Does anyone else remember the mother from "The Waterboy"? Anything she disliked or was unfamiliar with was "the devil". Girls are the devil. Football is the devil. Ben Franklin was the devil. For many people, class action lawsuits and the lawyers that file them are "the devil."
It's easy to feel that way. Most of us have seen the commercials in the middle of the night for vaginal mesh lawsuits or asbestos. Others have gotten a Notification of a Proposed Settlement, where the aggrieved customers are stuck with $5 in gift certificates while the attorneys make millions in fees. And abuses do happen.
Not all class actions (and attorneys) are the devil, however. Many, including those filed by the Equal Employment Opportunity Commission, simply redeem the rights of many who would otherwise be left without a remedy.
Consider a case where an employer is engaging in wage and hour violations. The boss hasn't paid overtime to its employees for years. Some of the employees may have massive claims for years of unpaid wages and penalties. Others, like the seasonal employee, might only have a few hundred dollars in damages.

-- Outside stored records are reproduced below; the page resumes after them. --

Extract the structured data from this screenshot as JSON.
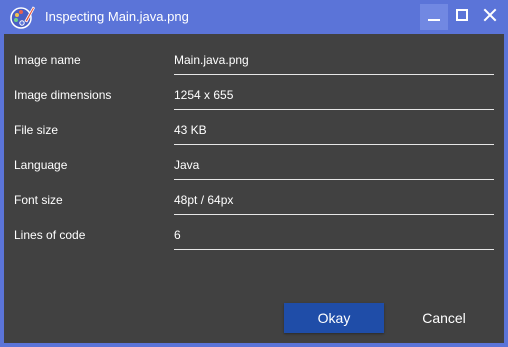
{
  "window": {
    "title": "Inspecting Main.java.png",
    "accent_color": "#5b74d8",
    "app_icon": "palette-icon",
    "controls": {
      "minimize": "minimize-icon",
      "maximize": "maximize-icon",
      "close": "close-icon"
    }
  },
  "fields": [
    {
      "label": "Image name",
      "value": "Main.java.png"
    },
    {
      "label": "Image dimensions",
      "value": "1254 x 655"
    },
    {
      "label": "File size",
      "value": "43 KB"
    },
    {
      "label": "Language",
      "value": "Java"
    },
    {
      "label": "Font size",
      "value": "48pt / 64px"
    },
    {
      "label": "Lines of code",
      "value": "6"
    }
  ],
  "buttons": {
    "okay_label": "Okay",
    "cancel_label": "Cancel",
    "okay_color": "#1f4da8"
  }
}
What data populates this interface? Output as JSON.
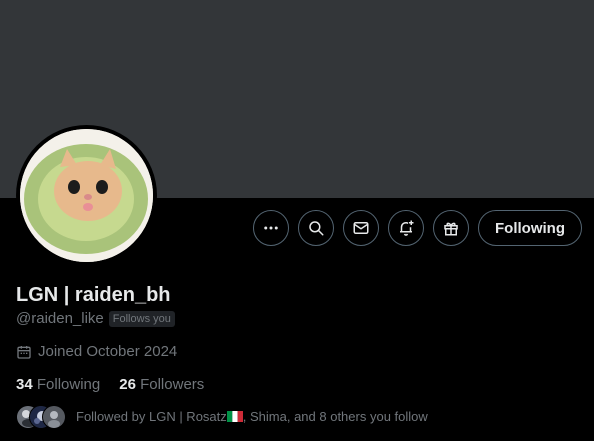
{
  "profile": {
    "display_name": "LGN | raiden_bh",
    "handle": "@raiden_like",
    "follows_you_badge": "Follows you",
    "joined": "Joined October 2024"
  },
  "actions": {
    "more_icon": "more-dots-icon",
    "search_icon": "search-icon",
    "message_icon": "envelope-icon",
    "notify_icon": "bell-plus-icon",
    "gift_icon": "gift-icon",
    "following_label": "Following"
  },
  "stats": {
    "following_count": "34",
    "following_label": "Following",
    "followers_count": "26",
    "followers_label": "Followers"
  },
  "followed_by": {
    "prefix": "Followed by LGN | Rosatz",
    "suffix": ", Shima, and 8 others you follow",
    "flag": "italy-flag"
  },
  "colors": {
    "banner": "#333639",
    "background": "#000000",
    "text_primary": "#e7e9ea",
    "text_secondary": "#71767b",
    "border": "#536471"
  }
}
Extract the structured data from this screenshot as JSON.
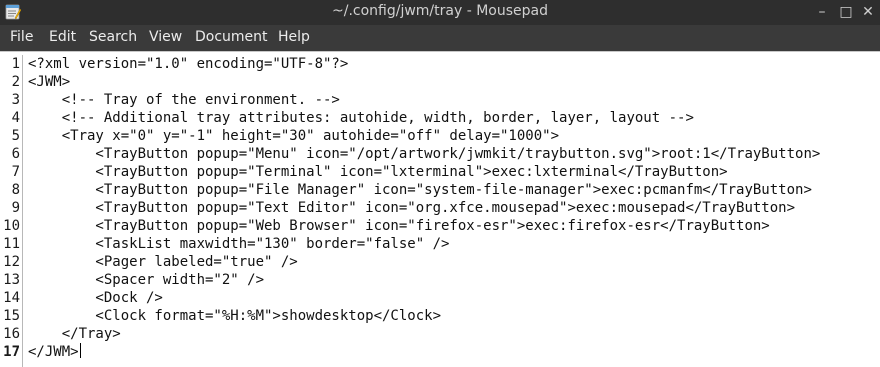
{
  "window": {
    "title": "~/.config/jwm/tray - Mousepad",
    "controls": {
      "minimize": "–",
      "maximize": "□",
      "close": "✕"
    }
  },
  "menubar": {
    "items": [
      "File",
      "Edit",
      "Search",
      "View",
      "Document",
      "Help"
    ]
  },
  "editor": {
    "current_line": 17,
    "line_numbers": [
      "1",
      "2",
      "3",
      "4",
      "5",
      "6",
      "7",
      "8",
      "9",
      "10",
      "11",
      "12",
      "13",
      "14",
      "15",
      "16",
      "17"
    ],
    "lines": [
      "<?xml version=\"1.0\" encoding=\"UTF-8\"?>",
      "<JWM>",
      "    <!-- Tray of the environment. -->",
      "    <!-- Additional tray attributes: autohide, width, border, layer, layout -->",
      "    <Tray x=\"0\" y=\"-1\" height=\"30\" autohide=\"off\" delay=\"1000\">",
      "        <TrayButton popup=\"Menu\" icon=\"/opt/artwork/jwmkit/traybutton.svg\">root:1</TrayButton>",
      "        <TrayButton popup=\"Terminal\" icon=\"lxterminal\">exec:lxterminal</TrayButton>",
      "        <TrayButton popup=\"File Manager\" icon=\"system-file-manager\">exec:pcmanfm</TrayButton>",
      "        <TrayButton popup=\"Text Editor\" icon=\"org.xfce.mousepad\">exec:mousepad</TrayButton>",
      "        <TrayButton popup=\"Web Browser\" icon=\"firefox-esr\">exec:firefox-esr</TrayButton>",
      "        <TaskList maxwidth=\"130\" border=\"false\" />",
      "        <Pager labeled=\"true\" />",
      "        <Spacer width=\"2\" />",
      "        <Dock />",
      "        <Clock format=\"%H:%M\">showdesktop</Clock>",
      "    </Tray>",
      "</JWM>"
    ]
  },
  "icons": {
    "app": "mousepad-icon",
    "minimize": "minimize-icon",
    "maximize": "maximize-icon",
    "close": "close-icon"
  },
  "colors": {
    "titlebar": "#2e2e2e",
    "menubar": "#3a3a3a",
    "editor_bg": "#ffffff",
    "text": "#111111"
  }
}
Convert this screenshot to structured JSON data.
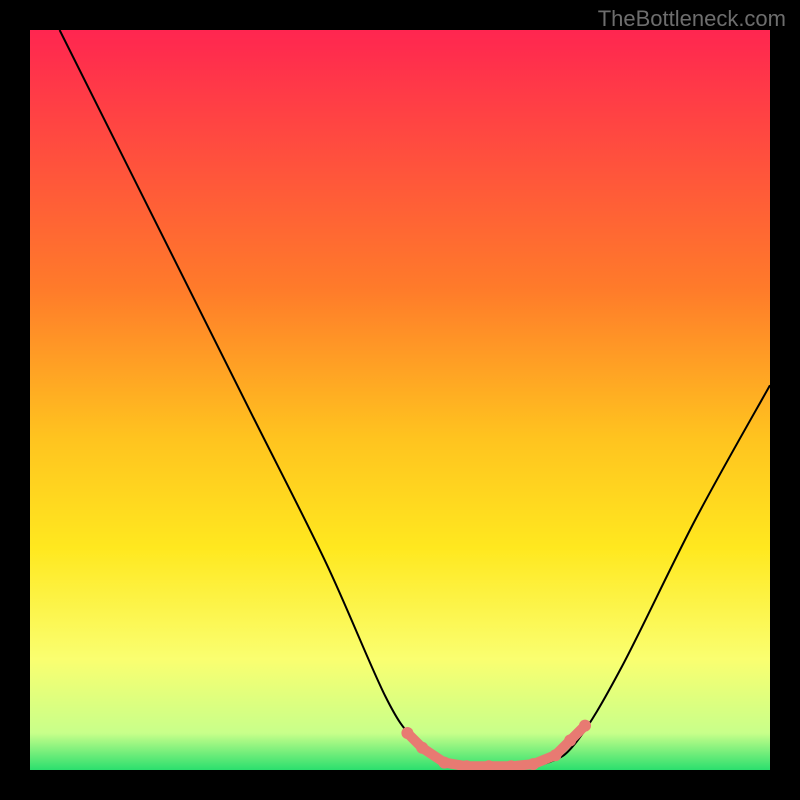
{
  "watermark": "TheBottleneck.com",
  "chart_data": {
    "type": "line",
    "title": "",
    "xlabel": "",
    "ylabel": "",
    "xlim": [
      0,
      100
    ],
    "ylim": [
      0,
      100
    ],
    "background_gradient": {
      "top": "#ff2650",
      "mid1": "#ff9a2a",
      "mid2": "#ffe81f",
      "mid3": "#faff70",
      "bottom": "#2bdf6e",
      "stops": [
        {
          "pos": 0.0,
          "color": "#ff2650"
        },
        {
          "pos": 0.35,
          "color": "#ff7b2a"
        },
        {
          "pos": 0.55,
          "color": "#ffc31f"
        },
        {
          "pos": 0.7,
          "color": "#ffe81f"
        },
        {
          "pos": 0.85,
          "color": "#faff70"
        },
        {
          "pos": 0.95,
          "color": "#c8ff8a"
        },
        {
          "pos": 1.0,
          "color": "#2bdf6e"
        }
      ]
    },
    "series": [
      {
        "name": "bottleneck-curve",
        "color": "#000000",
        "points": [
          {
            "x": 4,
            "y": 100
          },
          {
            "x": 10,
            "y": 88
          },
          {
            "x": 20,
            "y": 68
          },
          {
            "x": 30,
            "y": 48
          },
          {
            "x": 40,
            "y": 28
          },
          {
            "x": 48,
            "y": 10
          },
          {
            "x": 52,
            "y": 4
          },
          {
            "x": 56,
            "y": 1
          },
          {
            "x": 63,
            "y": 0
          },
          {
            "x": 70,
            "y": 1
          },
          {
            "x": 74,
            "y": 4
          },
          {
            "x": 80,
            "y": 14
          },
          {
            "x": 90,
            "y": 34
          },
          {
            "x": 100,
            "y": 52
          }
        ]
      }
    ],
    "markers": {
      "name": "optimal-range",
      "color": "#e87a72",
      "points": [
        {
          "x": 51,
          "y": 5
        },
        {
          "x": 53,
          "y": 3
        },
        {
          "x": 56,
          "y": 1
        },
        {
          "x": 59,
          "y": 0.5
        },
        {
          "x": 62,
          "y": 0.5
        },
        {
          "x": 65,
          "y": 0.5
        },
        {
          "x": 68,
          "y": 0.8
        },
        {
          "x": 71,
          "y": 2
        },
        {
          "x": 73,
          "y": 4
        },
        {
          "x": 75,
          "y": 6
        }
      ]
    }
  }
}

Without class action lawsuits, those smaller cases would never be heard. Lawsuits are expensive. Lawyers are expensive. Plus, even if all of those individual cases were brought, the court system would collapse. Class actions allow a representative to bring a claim on behalf of all aggrieved parties. Ideally, this means every person who was injured will receive their fair share, minus a reasonable allowance for the attorney's time and expenses.

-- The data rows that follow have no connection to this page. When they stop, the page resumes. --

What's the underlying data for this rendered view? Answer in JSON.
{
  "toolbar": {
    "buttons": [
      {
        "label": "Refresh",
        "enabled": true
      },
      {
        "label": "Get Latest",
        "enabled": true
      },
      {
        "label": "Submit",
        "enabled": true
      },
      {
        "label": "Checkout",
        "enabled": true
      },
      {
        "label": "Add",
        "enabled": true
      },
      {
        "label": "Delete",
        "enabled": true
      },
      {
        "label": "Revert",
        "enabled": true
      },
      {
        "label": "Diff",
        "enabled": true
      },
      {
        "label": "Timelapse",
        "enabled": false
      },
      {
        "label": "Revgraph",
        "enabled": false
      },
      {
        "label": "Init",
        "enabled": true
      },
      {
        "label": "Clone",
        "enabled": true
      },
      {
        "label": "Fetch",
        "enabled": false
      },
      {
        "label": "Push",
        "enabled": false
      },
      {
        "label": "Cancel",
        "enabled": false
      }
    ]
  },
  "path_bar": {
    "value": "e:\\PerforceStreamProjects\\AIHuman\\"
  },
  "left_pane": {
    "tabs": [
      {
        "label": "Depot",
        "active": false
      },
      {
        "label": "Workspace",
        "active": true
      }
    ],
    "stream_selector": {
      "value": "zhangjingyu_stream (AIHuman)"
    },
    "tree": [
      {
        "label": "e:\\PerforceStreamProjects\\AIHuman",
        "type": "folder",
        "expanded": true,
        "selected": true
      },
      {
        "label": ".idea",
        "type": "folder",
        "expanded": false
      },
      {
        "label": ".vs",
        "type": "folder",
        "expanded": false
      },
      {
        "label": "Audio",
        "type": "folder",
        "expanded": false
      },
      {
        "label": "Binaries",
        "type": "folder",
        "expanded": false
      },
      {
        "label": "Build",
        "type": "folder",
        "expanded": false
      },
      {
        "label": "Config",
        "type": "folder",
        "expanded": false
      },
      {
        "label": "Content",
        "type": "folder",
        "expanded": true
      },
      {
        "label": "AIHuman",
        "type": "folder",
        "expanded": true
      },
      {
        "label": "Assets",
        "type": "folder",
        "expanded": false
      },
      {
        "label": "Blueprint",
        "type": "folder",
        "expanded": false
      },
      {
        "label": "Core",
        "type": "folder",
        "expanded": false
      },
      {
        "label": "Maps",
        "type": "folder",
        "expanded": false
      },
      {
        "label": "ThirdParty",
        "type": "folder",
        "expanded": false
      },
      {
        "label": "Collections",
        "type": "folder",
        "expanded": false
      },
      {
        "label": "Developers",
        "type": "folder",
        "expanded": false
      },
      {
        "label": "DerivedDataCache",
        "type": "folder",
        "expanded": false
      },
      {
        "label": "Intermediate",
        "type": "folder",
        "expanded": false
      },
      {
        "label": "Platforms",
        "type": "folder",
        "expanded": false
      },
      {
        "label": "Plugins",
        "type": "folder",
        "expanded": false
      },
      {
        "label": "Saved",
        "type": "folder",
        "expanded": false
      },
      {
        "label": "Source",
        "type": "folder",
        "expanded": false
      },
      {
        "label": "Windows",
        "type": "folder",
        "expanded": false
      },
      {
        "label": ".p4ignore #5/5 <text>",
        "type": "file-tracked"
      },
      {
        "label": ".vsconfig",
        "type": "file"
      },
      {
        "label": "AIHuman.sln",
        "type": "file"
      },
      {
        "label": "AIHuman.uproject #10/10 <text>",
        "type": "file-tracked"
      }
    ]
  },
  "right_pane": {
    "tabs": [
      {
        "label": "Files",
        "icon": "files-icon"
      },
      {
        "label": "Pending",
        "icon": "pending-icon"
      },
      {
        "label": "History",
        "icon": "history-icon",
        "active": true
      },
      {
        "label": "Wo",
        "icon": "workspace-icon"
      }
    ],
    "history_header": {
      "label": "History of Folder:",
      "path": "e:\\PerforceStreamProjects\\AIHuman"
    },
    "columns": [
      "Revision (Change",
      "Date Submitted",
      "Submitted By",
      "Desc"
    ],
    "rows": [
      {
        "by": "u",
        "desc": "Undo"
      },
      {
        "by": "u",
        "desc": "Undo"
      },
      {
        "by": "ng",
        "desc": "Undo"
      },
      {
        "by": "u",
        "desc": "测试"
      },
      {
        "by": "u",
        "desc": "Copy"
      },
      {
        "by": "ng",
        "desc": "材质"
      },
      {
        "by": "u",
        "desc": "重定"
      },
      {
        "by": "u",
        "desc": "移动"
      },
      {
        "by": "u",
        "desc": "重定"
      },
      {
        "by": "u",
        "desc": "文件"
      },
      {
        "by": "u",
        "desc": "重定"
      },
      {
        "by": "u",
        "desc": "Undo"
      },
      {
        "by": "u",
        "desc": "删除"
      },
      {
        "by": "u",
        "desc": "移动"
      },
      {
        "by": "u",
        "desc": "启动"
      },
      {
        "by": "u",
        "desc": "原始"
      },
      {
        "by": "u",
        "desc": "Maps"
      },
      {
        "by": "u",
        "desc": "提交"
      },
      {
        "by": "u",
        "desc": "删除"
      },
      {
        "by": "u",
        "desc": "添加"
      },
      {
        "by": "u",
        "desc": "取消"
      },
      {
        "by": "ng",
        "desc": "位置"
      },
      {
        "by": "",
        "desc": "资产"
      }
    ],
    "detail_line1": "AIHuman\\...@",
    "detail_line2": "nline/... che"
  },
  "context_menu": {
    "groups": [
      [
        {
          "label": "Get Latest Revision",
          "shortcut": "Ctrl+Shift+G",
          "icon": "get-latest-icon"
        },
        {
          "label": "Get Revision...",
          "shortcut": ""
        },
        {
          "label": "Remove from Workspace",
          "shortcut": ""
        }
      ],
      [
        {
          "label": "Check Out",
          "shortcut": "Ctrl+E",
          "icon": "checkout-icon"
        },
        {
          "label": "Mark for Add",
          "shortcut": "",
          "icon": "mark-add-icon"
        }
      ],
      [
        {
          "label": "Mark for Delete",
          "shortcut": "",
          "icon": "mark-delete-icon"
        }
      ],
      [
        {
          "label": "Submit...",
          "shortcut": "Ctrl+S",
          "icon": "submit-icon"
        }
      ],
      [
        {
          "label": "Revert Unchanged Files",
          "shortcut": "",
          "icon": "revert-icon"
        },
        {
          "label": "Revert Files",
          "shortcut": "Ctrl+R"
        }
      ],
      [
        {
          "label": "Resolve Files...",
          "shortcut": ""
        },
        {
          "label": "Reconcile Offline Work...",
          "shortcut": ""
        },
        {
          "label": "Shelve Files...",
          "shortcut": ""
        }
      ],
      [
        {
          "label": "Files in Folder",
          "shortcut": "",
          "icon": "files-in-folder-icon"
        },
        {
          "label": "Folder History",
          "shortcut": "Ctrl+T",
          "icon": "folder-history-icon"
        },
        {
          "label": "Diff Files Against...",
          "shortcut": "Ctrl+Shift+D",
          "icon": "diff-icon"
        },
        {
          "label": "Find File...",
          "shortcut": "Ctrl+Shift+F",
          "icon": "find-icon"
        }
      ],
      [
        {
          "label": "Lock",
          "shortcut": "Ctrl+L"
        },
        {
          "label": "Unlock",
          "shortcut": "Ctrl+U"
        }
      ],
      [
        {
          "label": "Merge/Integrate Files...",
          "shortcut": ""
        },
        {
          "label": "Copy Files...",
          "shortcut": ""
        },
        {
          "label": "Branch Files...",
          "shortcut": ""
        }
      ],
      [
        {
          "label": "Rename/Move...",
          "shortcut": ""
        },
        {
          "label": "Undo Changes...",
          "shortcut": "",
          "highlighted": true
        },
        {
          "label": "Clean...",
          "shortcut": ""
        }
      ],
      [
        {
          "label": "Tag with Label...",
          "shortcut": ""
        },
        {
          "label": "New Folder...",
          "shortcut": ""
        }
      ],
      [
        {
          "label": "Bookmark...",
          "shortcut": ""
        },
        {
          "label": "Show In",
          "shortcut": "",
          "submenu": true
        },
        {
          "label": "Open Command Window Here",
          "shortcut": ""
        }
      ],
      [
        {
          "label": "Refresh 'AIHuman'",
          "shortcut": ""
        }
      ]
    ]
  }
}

The EEOC has recently embraced class-actions to a larger extent than ever before. Instead of pressing individual claims, they are now redeeming the rights of many in a more efficient manner. For example, they are currently asking the public for information on alleged gender discrimination by Mavis Discount Tires and Cole Muffler. Mavis allegedly did not hire women for management, mechanics, and other positions. In another case, Texas Roadhouse allegedly did not hire anyone over the age of forty.
In cases like these, the individuals might not even be aware of the claim. Or, they might not be able to prove it. When a single woman is not promoted to management, it might be because of her gender. Or it could be that she is an a nasty person to work with. When little to no women are promoted throughout a nationwide company, that pattern indicates discrimination more strongly than an individual accusation.
As Voltaire (and Spiderman's Uncle Ben) once said, "With great power, comes great responsibility." While the class action system may occasionally be prone to abuse, and such abuses are magnified by the large stakes of a class action lawsuit, the tool itself is valuable in allowing the rights of many to be vindicated, while still maintaining a functioning legal system.
In other words, hate the players, not the game.
- Consult a Chicago Employment Law Attorney (FindLaw)
- What Does the EEOC Have to Do Before it Can Fight Discrimination? (FindLaw's Chicago Employment Law Blog)
- EEOC: Top Five Discrimination Claims in Illinois (FindLaw's Chicago Employment Law Blog)
- How Businesses Should Respond to a Class Action(FindLaw's Free Enterprise Blog)